◆ **Problem statement**
Return all the lines below, exactly as they read.

◆ **Provided records**
++++++++++++++++++++

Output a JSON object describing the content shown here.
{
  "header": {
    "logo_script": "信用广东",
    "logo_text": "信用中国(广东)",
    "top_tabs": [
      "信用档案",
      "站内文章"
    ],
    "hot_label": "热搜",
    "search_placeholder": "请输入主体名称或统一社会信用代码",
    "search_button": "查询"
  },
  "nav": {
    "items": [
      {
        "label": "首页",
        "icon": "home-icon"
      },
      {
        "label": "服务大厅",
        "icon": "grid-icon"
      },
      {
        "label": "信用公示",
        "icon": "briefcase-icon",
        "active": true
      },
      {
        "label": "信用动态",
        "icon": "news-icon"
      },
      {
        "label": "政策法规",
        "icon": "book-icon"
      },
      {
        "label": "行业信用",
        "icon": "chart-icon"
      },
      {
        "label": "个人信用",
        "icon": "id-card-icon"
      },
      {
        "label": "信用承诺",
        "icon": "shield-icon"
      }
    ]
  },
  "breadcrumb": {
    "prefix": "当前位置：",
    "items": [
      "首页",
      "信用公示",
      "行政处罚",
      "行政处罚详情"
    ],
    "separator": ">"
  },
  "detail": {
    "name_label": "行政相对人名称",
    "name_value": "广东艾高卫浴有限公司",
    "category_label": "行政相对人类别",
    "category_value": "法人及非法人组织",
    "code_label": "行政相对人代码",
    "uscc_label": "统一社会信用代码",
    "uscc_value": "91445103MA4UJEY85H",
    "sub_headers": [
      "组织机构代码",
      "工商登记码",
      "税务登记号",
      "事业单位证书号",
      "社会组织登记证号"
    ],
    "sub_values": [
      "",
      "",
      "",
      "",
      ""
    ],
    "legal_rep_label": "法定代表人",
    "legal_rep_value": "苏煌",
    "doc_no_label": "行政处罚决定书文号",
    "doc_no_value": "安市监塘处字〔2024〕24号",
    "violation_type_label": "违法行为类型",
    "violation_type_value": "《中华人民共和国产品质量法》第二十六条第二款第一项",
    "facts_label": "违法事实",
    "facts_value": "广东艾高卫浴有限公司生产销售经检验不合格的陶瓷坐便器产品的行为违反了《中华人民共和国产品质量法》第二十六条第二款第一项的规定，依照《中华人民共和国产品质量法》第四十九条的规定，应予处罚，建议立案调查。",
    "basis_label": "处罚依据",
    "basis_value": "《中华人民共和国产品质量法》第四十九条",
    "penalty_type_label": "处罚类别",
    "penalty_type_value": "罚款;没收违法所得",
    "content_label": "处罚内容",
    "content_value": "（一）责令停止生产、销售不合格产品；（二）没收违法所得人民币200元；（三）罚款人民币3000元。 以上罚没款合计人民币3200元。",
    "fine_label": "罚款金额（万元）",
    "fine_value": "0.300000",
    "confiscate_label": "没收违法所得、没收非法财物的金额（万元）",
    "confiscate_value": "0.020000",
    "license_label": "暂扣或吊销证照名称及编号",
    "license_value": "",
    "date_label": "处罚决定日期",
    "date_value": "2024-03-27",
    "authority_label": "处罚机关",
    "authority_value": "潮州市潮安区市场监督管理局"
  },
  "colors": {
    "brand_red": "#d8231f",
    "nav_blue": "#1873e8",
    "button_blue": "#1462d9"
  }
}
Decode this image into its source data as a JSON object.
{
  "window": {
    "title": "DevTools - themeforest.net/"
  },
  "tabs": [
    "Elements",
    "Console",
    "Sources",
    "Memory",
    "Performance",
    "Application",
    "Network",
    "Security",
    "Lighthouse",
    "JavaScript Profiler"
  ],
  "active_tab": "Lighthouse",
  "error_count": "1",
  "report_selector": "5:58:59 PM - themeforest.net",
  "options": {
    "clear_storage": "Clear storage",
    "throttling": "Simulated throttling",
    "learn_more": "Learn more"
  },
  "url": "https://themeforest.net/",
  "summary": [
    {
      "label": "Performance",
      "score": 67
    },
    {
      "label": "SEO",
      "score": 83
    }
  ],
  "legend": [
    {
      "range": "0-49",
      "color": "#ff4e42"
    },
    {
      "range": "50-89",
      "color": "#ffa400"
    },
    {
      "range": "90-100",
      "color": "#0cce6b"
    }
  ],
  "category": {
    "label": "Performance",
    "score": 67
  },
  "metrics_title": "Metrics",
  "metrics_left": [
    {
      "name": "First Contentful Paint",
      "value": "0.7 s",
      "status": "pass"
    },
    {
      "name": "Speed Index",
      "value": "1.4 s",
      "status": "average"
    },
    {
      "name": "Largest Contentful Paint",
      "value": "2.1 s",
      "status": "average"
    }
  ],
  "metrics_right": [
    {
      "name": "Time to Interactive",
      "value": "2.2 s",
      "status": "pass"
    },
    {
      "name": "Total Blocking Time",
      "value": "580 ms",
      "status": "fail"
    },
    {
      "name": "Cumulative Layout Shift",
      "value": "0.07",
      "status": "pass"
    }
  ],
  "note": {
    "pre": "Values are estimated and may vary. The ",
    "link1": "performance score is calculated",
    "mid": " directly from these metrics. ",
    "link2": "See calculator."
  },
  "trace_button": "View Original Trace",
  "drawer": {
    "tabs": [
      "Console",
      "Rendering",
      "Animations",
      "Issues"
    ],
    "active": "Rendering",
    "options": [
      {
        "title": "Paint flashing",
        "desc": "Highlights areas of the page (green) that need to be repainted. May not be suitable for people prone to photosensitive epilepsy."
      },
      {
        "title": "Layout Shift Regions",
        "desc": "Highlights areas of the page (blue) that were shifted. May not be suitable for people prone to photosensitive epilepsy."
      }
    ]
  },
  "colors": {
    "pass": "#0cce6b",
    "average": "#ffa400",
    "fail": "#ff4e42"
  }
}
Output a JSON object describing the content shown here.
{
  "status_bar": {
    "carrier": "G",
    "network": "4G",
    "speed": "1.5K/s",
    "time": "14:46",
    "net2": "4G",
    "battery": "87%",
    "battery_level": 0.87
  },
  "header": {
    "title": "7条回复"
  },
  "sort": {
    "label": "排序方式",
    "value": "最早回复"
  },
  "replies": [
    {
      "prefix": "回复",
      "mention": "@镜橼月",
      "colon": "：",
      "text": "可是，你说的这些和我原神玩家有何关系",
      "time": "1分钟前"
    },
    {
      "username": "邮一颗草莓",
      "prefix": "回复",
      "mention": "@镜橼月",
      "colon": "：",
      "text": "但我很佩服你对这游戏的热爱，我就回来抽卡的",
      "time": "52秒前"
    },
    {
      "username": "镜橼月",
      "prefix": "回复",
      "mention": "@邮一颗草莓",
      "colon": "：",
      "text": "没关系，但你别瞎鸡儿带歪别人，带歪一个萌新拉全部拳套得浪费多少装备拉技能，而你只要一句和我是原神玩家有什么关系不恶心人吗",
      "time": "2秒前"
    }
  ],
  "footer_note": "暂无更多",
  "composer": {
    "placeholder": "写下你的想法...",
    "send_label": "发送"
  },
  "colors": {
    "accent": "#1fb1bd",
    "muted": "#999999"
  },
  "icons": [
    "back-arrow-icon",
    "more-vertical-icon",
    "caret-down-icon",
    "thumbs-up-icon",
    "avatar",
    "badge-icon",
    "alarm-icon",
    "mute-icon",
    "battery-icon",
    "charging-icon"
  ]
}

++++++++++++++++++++

◆ **Response**
Output a JSON object describing the content shown here.
{
  "header": {
    "logo_script": "信用广东",
    "logo_text": "信用中国(广东)",
    "top_tabs": [
      "信用档案",
      "站内文章"
    ],
    "hot_label": "热搜",
    "search_placeholder": "请输入主体名称或统一社会信用代码",
    "search_button": "查询"
  },
  "nav": {
    "items": [
      {
        "label": "首页",
        "icon": "home-icon"
      },
      {
        "label": "服务大厅",
        "icon": "grid-icon"
      },
      {
        "label": "信用公示",
        "icon": "briefcase-icon",
        "active": true
      },
      {
        "label": "信用动态",
        "icon": "news-icon"
      },
      {
        "label": "政策法规",
        "icon": "book-icon"
      },
      {
        "label": "行业信用",
        "icon": "chart-icon"
      },
      {
        "label": "个人信用",
        "icon": "id-card-icon"
      },
      {
        "label": "信用承诺",
        "icon": "shield-icon"
      }
    ]
  },
  "breadcrumb": {
    "prefix": "当前位置：",
    "items": [
      "首页",
      "信用公示",
      "行政处罚",
      "行政处罚详情"
    ],
    "separator": ">"
  },
  "detail": {
    "name_label": "行政相对人名称",
    "name_value": "广东艾高卫浴有限公司",
    "category_label": "行政相对人类别",
    "category_value": "法人及非法人组织",
    "code_label": "行政相对人代码",
    "uscc_label": "统一社会信用代码",
    "uscc_value": "91445103MA4UJEY85H",
    "sub_headers": [
      "组织机构代码",
      "工商登记码",
      "税务登记号",
      "事业单位证书号",
      "社会组织登记证号"
    ],
    "sub_values": [
      "",
      "",
      "",
      "",
      ""
    ],
    "legal_rep_label": "法定代表人",
    "legal_rep_value": "苏煌",
    "doc_no_label": "行政处罚决定书文号",
    "doc_no_value": "安市监塘处字〔2024〕24号",
    "violation_type_label": "违法行为类型",
    "violation_type_value": "《中华人民共和国产品质量法》第二十六条第二款第一项",
    "facts_label": "违法事实",
    "facts_value": "广东艾高卫浴有限公司生产销售经检验不合格的陶瓷坐便器产品的行为违反了《中华人民共和国产品质量法》第二十六条第二款第一项的规定，依照《中华人民共和国产品质量法》第四十九条的规定，应予处罚，建议立案调查。",
    "basis_label": "处罚依据",
    "basis_value": "《中华人民共和国产品质量法》第四十九条",
    "penalty_type_label": "处罚类别",
    "penalty_type_value": "罚款;没收违法所得",
    "content_label": "处罚内容",
    "content_value": "（一）责令停止生产、销售不合格产品；（二）没收违法所得人民币200元；（三）罚款人民币3000元。 以上罚没款合计人民币3200元。",
    "fine_label": "罚款金额（万元）",
    "fine_value": "0.300000",
    "confiscate_label": "没收违法所得、没收非法财物的金额（万元）",
    "confiscate_value": "0.020000",
    "license_label": "暂扣或吊销证照名称及编号",
    "license_value": "",
    "date_label": "处罚决定日期",
    "date_value": "2024-03-27",
    "authority_label": "处罚机关",
    "authority_value": "潮州市潮安区市场监督管理局"
  },
  "colors": {
    "brand_red": "#d8231f",
    "nav_blue": "#1873e8",
    "button_blue": "#1462d9"
  }
}
Decode this image into its source data as a JSON object.
{
  "window": {
    "title": "DevTools - themeforest.net/"
  },
  "tabs": [
    "Elements",
    "Console",
    "Sources",
    "Memory",
    "Performance",
    "Application",
    "Network",
    "Security",
    "Lighthouse",
    "JavaScript Profiler"
  ],
  "active_tab": "Lighthouse",
  "error_count": "1",
  "report_selector": "5:58:59 PM - themeforest.net",
  "options": {
    "clear_storage": "Clear storage",
    "throttling": "Simulated throttling",
    "learn_more": "Learn more"
  },
  "url": "https://themeforest.net/",
  "summary": [
    {
      "label": "Performance",
      "score": 67
    },
    {
      "label": "SEO",
      "score": 83
    }
  ],
  "legend": [
    {
      "range": "0-49",
      "color": "#ff4e42"
    },
    {
      "range": "50-89",
      "color": "#ffa400"
    },
    {
      "range": "90-100",
      "color": "#0cce6b"
    }
  ],
  "category": {
    "label": "Performance",
    "score": 67
  },
  "metrics_title": "Metrics",
  "metrics_left": [
    {
      "name": "First Contentful Paint",
      "value": "0.7 s",
      "status": "pass"
    },
    {
      "name": "Speed Index",
      "value": "1.4 s",
      "status": "average"
    },
    {
      "name": "Largest Contentful Paint",
      "value": "2.1 s",
      "status": "average"
    }
  ],
  "metrics_right": [
    {
      "name": "Time to Interactive",
      "value": "2.2 s",
      "status": "pass"
    },
    {
      "name": "Total Blocking Time",
      "value": "580 ms",
      "status": "fail"
    },
    {
      "name": "Cumulative Layout Shift",
      "value": "0.07",
      "status": "pass"
    }
  ],
  "note": {
    "pre": "Values are estimated and may vary. The ",
    "link1": "performance score is calculated",
    "mid": " directly from these metrics. ",
    "link2": "See calculator."
  },
  "trace_button": "View Original Trace",
  "drawer": {
    "tabs": [
      "Console",
      "Rendering",
      "Animations",
      "Issues"
    ],
    "active": "Rendering",
    "options": [
      {
        "title": "Paint flashing",
        "desc": "Highlights areas of the page (green) that need to be repainted. May not be suitable for people prone to photosensitive epilepsy."
      },
      {
        "title": "Layout Shift Regions",
        "desc": "Highlights areas of the page (blue) that were shifted. May not be suitable for people prone to photosensitive epilepsy."
      }
    ]
  },
  "colors": {
    "pass": "#0cce6b",
    "average": "#ffa400",
    "fail": "#ff4e42"
  }
}
Output a JSON object describing the content shown here.
{
  "status_bar": {
    "carrier": "G",
    "network": "4G",
    "speed": "1.5K/s",
    "time": "14:46",
    "net2": "4G",
    "battery": "87%",
    "battery_level": 0.87
  },
  "header": {
    "title": "7条回复"
  },
  "sort": {
    "label": "排序方式",
    "value": "最早回复"
  },
  "replies": [
    {
      "prefix": "回复",
      "mention": "@镜橼月",
      "colon": "：",
      "text": "可是，你说的这些和我原神玩家有何关系",
      "time": "1分钟前"
    },
    {
      "username": "邮一颗草莓",
      "prefix": "回复",
      "mention": "@镜橼月",
      "colon": "：",
      "text": "但我很佩服你对这游戏的热爱，我就回来抽卡的",
      "time": "52秒前"
    },
    {
      "username": "镜橼月",
      "prefix": "回复",
      "mention": "@邮一颗草莓",
      "colon": "：",
      "text": "没关系，但你别瞎鸡儿带歪别人，带歪一个萌新拉全部拳套得浪费多少装备拉技能，而你只要一句和我是原神玩家有什么关系不恶心人吗",
      "time": "2秒前"
    }
  ],
  "footer_note": "暂无更多",
  "composer": {
    "placeholder": "写下你的想法...",
    "send_label": "发送"
  },
  "colors": {
    "accent": "#1fb1bd",
    "muted": "#999999"
  },
  "icons": [
    "back-arrow-icon",
    "more-vertical-icon",
    "caret-down-icon",
    "thumbs-up-icon",
    "avatar",
    "badge-icon",
    "alarm-icon",
    "mute-icon",
    "battery-icon",
    "charging-icon"
  ]
}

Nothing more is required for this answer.